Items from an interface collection
● ● ● ● ● ● ●
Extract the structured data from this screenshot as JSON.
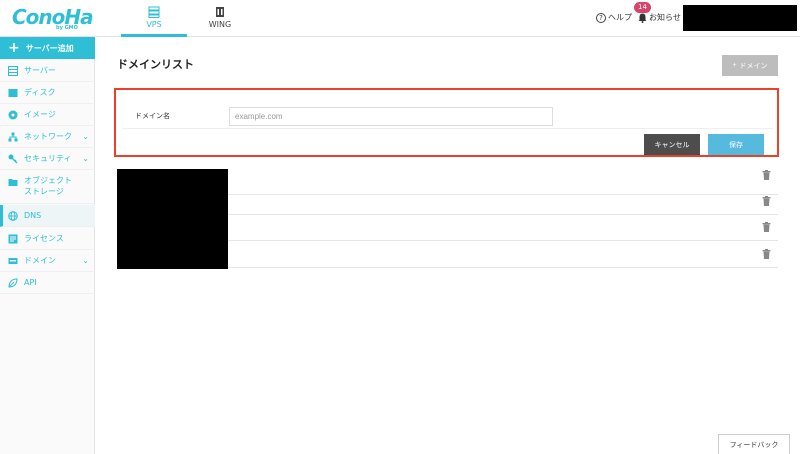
{
  "header": {
    "logo_text": "ConoHa",
    "logo_sub": "by GMO",
    "tabs": [
      {
        "label": "VPS",
        "icon": "server-stack-icon",
        "active": true
      },
      {
        "label": "WING",
        "icon": "wing-building-icon",
        "active": false
      }
    ],
    "help_label": "ヘルプ",
    "notice_label": "お知らせ",
    "notice_count": "14"
  },
  "sidebar": {
    "add_label": "サーバー追加",
    "items": [
      {
        "label": "サーバー",
        "icon": "server-icon"
      },
      {
        "label": "ディスク",
        "icon": "disk-icon"
      },
      {
        "label": "イメージ",
        "icon": "image-icon"
      },
      {
        "label": "ネットワーク",
        "icon": "network-icon",
        "expandable": true
      },
      {
        "label": "セキュリティ",
        "icon": "key-icon",
        "expandable": true
      },
      {
        "label": "オブジェクト",
        "label2": "ストレージ",
        "icon": "folder-icon"
      },
      {
        "label": "DNS",
        "icon": "globe-icon",
        "active": true
      },
      {
        "label": "ライセンス",
        "icon": "license-icon"
      },
      {
        "label": "ドメイン",
        "icon": "domain-icon",
        "expandable": true
      },
      {
        "label": "API",
        "icon": "api-icon"
      }
    ]
  },
  "main": {
    "title": "ドメインリスト",
    "add_domain_label": "ドメイン",
    "form": {
      "label": "ドメイン名",
      "placeholder": "example.com",
      "value": "",
      "cancel_label": "キャンセル",
      "save_label": "保存"
    },
    "row_count": 4
  },
  "feedback_label": "フィードバック",
  "colors": {
    "accent": "#2ebfd6",
    "highlight_border": "#e8412c",
    "save_button": "#56b9de",
    "cancel_button": "#4d4d4d",
    "badge": "#d6436b"
  }
}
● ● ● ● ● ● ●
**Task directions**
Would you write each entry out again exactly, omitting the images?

**Task result**
Extract the structured data from this screenshot as JSON.
{
  "header": {
    "logo_text": "ConoHa",
    "logo_sub": "by GMO",
    "tabs": [
      {
        "label": "VPS",
        "icon": "server-stack-icon",
        "active": true
      },
      {
        "label": "WING",
        "icon": "wing-building-icon",
        "active": false
      }
    ],
    "help_label": "ヘルプ",
    "notice_label": "お知らせ",
    "notice_count": "14"
  },
  "sidebar": {
    "add_label": "サーバー追加",
    "items": [
      {
        "label": "サーバー",
        "icon": "server-icon"
      },
      {
        "label": "ディスク",
        "icon": "disk-icon"
      },
      {
        "label": "イメージ",
        "icon": "image-icon"
      },
      {
        "label": "ネットワーク",
        "icon": "network-icon",
        "expandable": true
      },
      {
        "label": "セキュリティ",
        "icon": "key-icon",
        "expandable": true
      },
      {
        "label": "オブジェクト",
        "label2": "ストレージ",
        "icon": "folder-icon"
      },
      {
        "label": "DNS",
        "icon": "globe-icon",
        "active": true
      },
      {
        "label": "ライセンス",
        "icon": "license-icon"
      },
      {
        "label": "ドメイン",
        "icon": "domain-icon",
        "expandable": true
      },
      {
        "label": "API",
        "icon": "api-icon"
      }
    ]
  },
  "main": {
    "title": "ドメインリスト",
    "add_domain_label": "ドメイン",
    "form": {
      "label": "ドメイン名",
      "placeholder": "example.com",
      "value": "",
      "cancel_label": "キャンセル",
      "save_label": "保存"
    },
    "row_count": 4
  },
  "feedback_label": "フィードバック",
  "colors": {
    "accent": "#2ebfd6",
    "highlight_border": "#e8412c",
    "save_button": "#56b9de",
    "cancel_button": "#4d4d4d",
    "badge": "#d6436b"
  }
}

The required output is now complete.